I’ve recently been working through the Rails Tutorial, and kept getting FIXNUM is deprecated... warnings. Turns out, it is deprecated in Ruby 2.4.0. So I switched to Ruby 2.2.5, and the warnings have disappeared (related: check out RBenv for installing and switching between different versions of Ruby–super easy to use, and very useful on a Mac where the system version of Ruby, 2.0.0-p648, is past End of Life).

Changing the Ruby version I’ve been using could have caused a bunch of issues for my gem dependencies, because they wouldn’t have been installed properly for that new version of Ruby. Bundler makes this pretty easy though–run bundle install again, and Bundler makes sure that you have the right gems, in the right place, for your project. Helps avoid those weird errors that happen just because you’ve got some idiosyncratic setup.

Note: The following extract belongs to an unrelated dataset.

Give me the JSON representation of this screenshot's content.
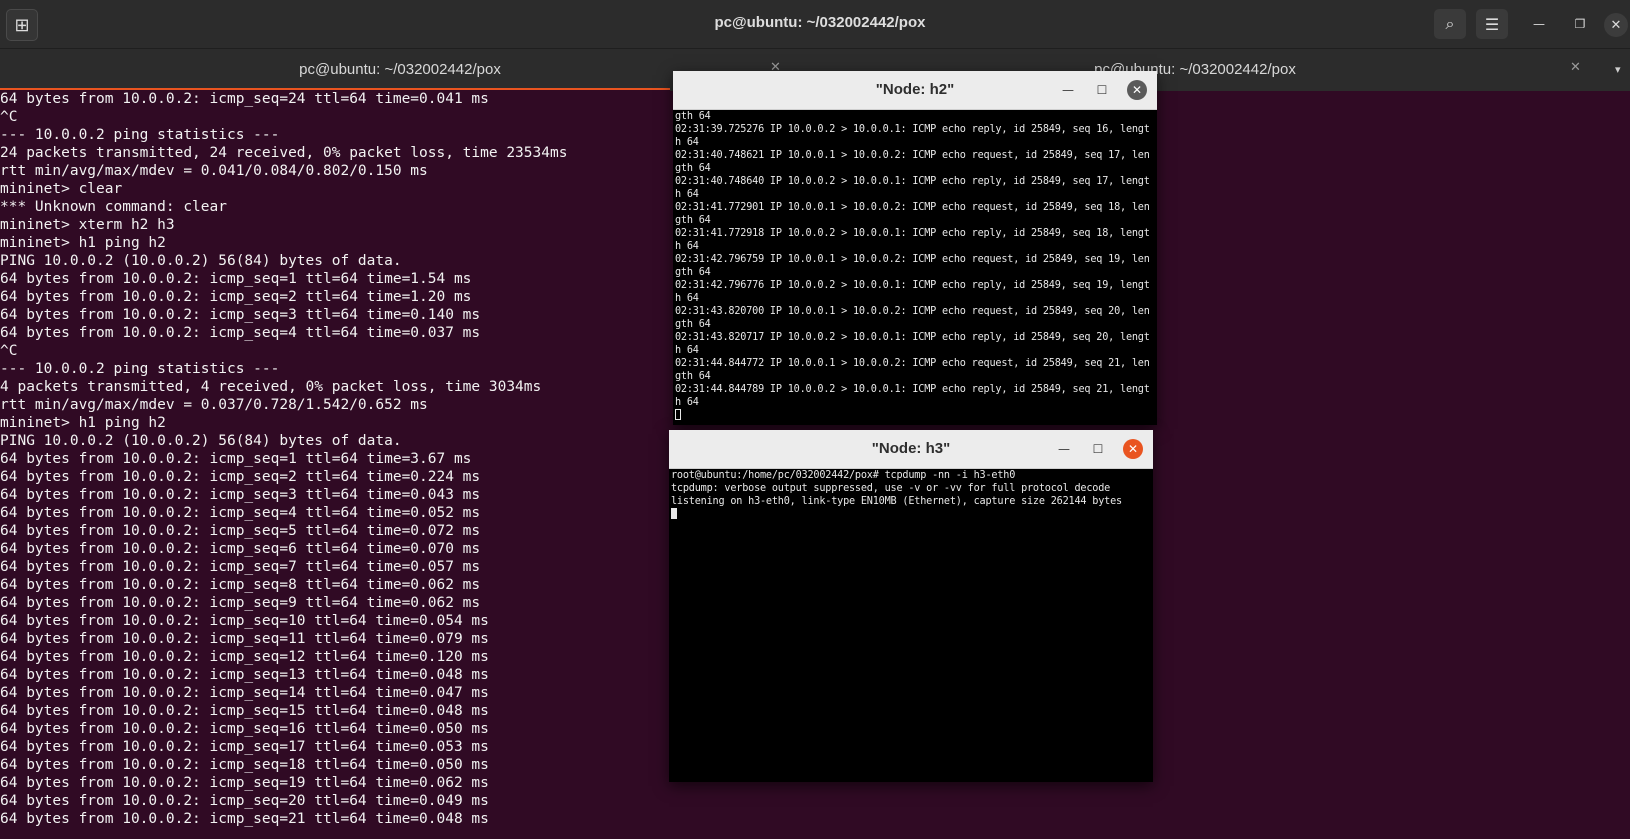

The name is a cute portmanteau of Ruby make, named for the Unix tool Make, and performing similar functions: it won’t compile1 your code (because Ruby isn’t compiled in the same way as lower-level languages). But it does run the important tasks like testing your code, or maybe deployment. You set up individual, discrete tasks in your Rakefile:

# Rakefile

desc "One line task description"
task :name_of_task do
  # Your code goes here

When you call up Rake tasks, you use the syntax rake name_of_task (ommitting the ‘:’ off the beginning because rake will figure that out for you). Rake will then do whatever was in that task.

One of the most frequent uses of Rake is to run code tests (rake test). If you’re doing this, you’ll need two things in your Rakefile - tell it how to run tests (by requiring the rake/testtask classes included in Rake), and where your test files (that you’ll need to have written, beyond the scope of this post) are located:

# Rakefile

require 'rake/testtask' # This is where you tell Rake to use the testtask class do |t| # This is where you tell Rake where to find your test files
  t.libs << "tests"
  t.test_files = FileList['tests/test*.rb']
  t.verbose = true

You can do pretty much anything with Rake, but in general Rake tasks should automate single, but core functions you would otherwise have to perform manually (deploying to a server: good; running some file in a loop: bad).

Also, if you’re using Bundler, don’t forget bundle exec rake <task name>.


Where Rake should be used for single operations, Guard is here to automate things that can/should be on loops. The name is also good, once you get it: it guards (read: watches) the files you tell it to for changes, and then initiates other tasks when it sees changes, like running rake test when it sees you update one of your test files. Nice, because it means you don’t have to explicitly run the task yourself.

Much like everything else in this post, it’s got its own file (Guardfile) where you configure it, and then set it off on the commandline: [bundle exec] guard <task name>.

Guardfiles look a lot like Rakefiles in the way they’re set up:

# Guardfile

guard 'test/*' do
  bundle exec rake test

You ‘guard’ a file or files, and ‘do’ something when they change. The obvious example (as above) is watching your test files for changes, and running rake test if you update or save a new one, though you can get fancier too.

To start it run [bundle exec] guard and then ignore it until you see an error. You should probably do this in a new terminal because guard just loops until it hits an error, so you won’t be getting command back (unless you force it to stop with Ctrl-C).

You can also set up different Guard groups–different sets of tasks in you Guardfile that you run with guard group <group name>. Check out Guard’s docs for more examples.

With our powers combined…

Use them all together!

Bundler does your installation with bundle install and makes sure your commands run with the right versions and gems with bundle exec <command>.

And use Guard to automatically fire you Rake tasks so you don’t have to (using bundle exec to start Guard)!

Captain Planet


  1. Seriously y’all, go take CS50x. It’s free, and even just the first few ‘weeks’ of it are a great grounding to have before you move on to something like Ruby or Python because you’ll get a feel for what the machine is doing underneath the gorgeous Ruby hood.